_What you need to do_
Would you please print exactly the lines that run from the one with "Transcribe this image's" to the last line of the data, both included, without any pictures?

_Data for analysis_

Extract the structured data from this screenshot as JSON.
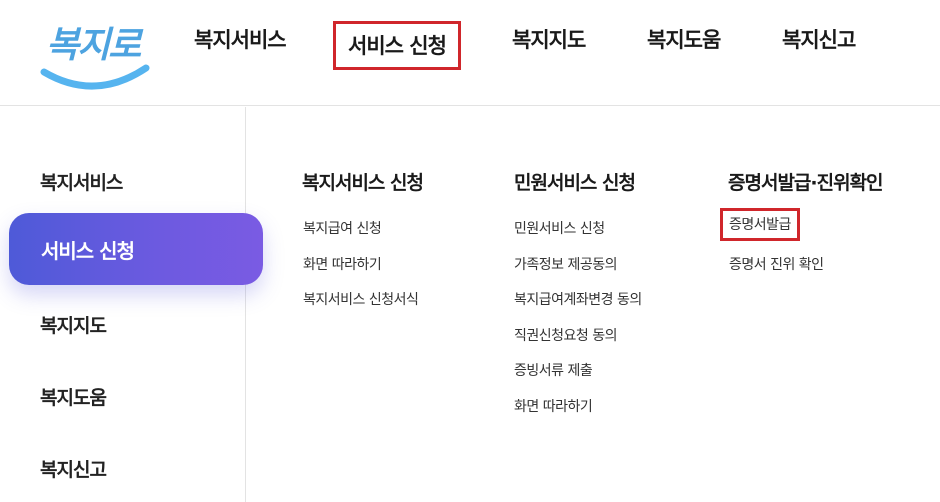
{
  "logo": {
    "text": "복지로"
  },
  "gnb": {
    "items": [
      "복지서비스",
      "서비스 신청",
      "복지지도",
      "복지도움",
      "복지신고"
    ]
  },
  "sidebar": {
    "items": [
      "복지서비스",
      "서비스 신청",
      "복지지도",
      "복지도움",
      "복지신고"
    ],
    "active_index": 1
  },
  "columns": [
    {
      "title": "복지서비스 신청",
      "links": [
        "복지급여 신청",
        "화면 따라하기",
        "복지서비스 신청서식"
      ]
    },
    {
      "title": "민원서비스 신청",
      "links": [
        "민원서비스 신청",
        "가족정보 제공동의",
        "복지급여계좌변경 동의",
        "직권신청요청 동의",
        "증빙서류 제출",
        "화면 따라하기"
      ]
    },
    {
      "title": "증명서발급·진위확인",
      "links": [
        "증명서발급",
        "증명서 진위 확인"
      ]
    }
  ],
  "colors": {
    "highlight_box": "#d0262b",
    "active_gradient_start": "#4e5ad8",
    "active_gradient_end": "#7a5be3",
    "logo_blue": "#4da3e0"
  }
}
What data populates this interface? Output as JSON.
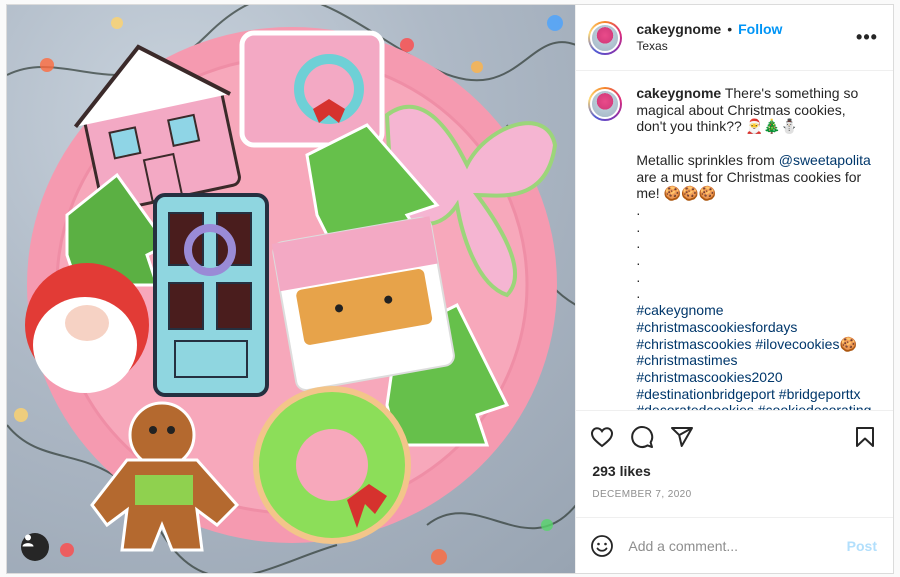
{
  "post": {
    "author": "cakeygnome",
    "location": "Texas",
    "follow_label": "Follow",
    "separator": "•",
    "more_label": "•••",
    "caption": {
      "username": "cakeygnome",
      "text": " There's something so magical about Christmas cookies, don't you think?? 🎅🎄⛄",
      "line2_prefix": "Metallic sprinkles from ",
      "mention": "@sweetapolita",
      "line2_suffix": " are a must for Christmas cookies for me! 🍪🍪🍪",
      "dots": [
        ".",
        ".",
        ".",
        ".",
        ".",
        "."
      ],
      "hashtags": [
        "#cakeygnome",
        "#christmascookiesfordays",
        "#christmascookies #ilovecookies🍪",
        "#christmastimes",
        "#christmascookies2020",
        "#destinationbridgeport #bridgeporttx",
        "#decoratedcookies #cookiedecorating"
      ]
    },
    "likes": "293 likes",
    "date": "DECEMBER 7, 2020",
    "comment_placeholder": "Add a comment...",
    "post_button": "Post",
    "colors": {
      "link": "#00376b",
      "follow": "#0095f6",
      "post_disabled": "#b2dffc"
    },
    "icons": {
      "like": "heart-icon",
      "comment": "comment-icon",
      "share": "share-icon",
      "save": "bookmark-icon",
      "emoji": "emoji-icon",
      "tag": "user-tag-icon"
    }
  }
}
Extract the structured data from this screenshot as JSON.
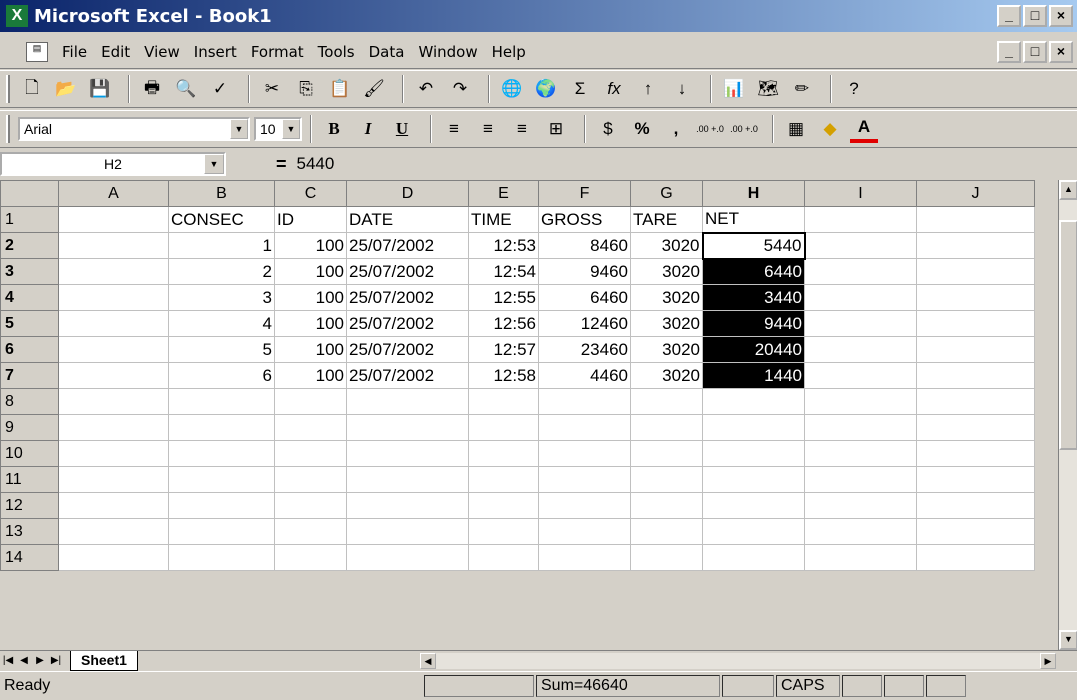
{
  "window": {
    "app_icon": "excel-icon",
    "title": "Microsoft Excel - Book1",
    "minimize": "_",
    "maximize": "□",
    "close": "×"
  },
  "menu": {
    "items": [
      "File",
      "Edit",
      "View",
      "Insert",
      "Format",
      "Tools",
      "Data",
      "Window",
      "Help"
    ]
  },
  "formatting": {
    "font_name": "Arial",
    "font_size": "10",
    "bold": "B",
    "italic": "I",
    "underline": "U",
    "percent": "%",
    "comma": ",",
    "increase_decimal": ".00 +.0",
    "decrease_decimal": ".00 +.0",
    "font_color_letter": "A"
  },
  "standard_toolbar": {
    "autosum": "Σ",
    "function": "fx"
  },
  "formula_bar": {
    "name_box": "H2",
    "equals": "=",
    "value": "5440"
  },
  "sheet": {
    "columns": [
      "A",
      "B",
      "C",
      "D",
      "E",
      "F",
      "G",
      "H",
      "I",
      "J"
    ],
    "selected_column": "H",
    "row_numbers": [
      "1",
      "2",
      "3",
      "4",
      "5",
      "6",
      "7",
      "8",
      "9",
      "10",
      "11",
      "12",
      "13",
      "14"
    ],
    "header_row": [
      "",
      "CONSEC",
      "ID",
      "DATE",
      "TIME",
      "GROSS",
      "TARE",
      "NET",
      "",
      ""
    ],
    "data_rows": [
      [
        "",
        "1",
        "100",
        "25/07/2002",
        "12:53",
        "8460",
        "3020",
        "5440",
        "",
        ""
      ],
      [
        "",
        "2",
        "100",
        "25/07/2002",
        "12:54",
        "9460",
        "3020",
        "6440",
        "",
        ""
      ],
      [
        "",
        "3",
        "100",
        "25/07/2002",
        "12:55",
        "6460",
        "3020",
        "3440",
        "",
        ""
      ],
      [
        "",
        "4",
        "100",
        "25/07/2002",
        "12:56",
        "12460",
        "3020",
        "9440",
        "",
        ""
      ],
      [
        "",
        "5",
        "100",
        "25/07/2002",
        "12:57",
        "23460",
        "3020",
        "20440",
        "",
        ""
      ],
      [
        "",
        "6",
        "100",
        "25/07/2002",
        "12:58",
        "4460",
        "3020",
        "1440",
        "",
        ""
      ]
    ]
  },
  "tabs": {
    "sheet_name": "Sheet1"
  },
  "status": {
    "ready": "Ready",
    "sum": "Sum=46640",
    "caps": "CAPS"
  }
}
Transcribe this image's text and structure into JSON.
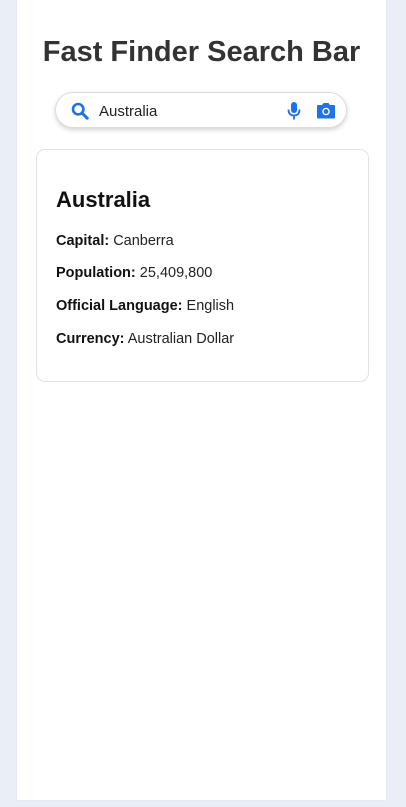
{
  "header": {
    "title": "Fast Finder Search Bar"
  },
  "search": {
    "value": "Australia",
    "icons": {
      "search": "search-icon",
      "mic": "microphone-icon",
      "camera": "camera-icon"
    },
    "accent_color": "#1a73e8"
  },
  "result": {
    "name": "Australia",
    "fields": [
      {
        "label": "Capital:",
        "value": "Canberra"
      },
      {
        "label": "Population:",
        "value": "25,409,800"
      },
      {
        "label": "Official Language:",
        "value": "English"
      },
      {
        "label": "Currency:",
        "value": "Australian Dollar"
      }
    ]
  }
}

_Exercise output_
Transcribe this image's text and structure into JSON.
{
  "header": {
    "title": "Fast Finder Search Bar"
  },
  "search": {
    "value": "Australia",
    "icons": {
      "search": "search-icon",
      "mic": "microphone-icon",
      "camera": "camera-icon"
    },
    "accent_color": "#1a73e8"
  },
  "result": {
    "name": "Australia",
    "fields": [
      {
        "label": "Capital:",
        "value": "Canberra"
      },
      {
        "label": "Population:",
        "value": "25,409,800"
      },
      {
        "label": "Official Language:",
        "value": "English"
      },
      {
        "label": "Currency:",
        "value": "Australian Dollar"
      }
    ]
  }
}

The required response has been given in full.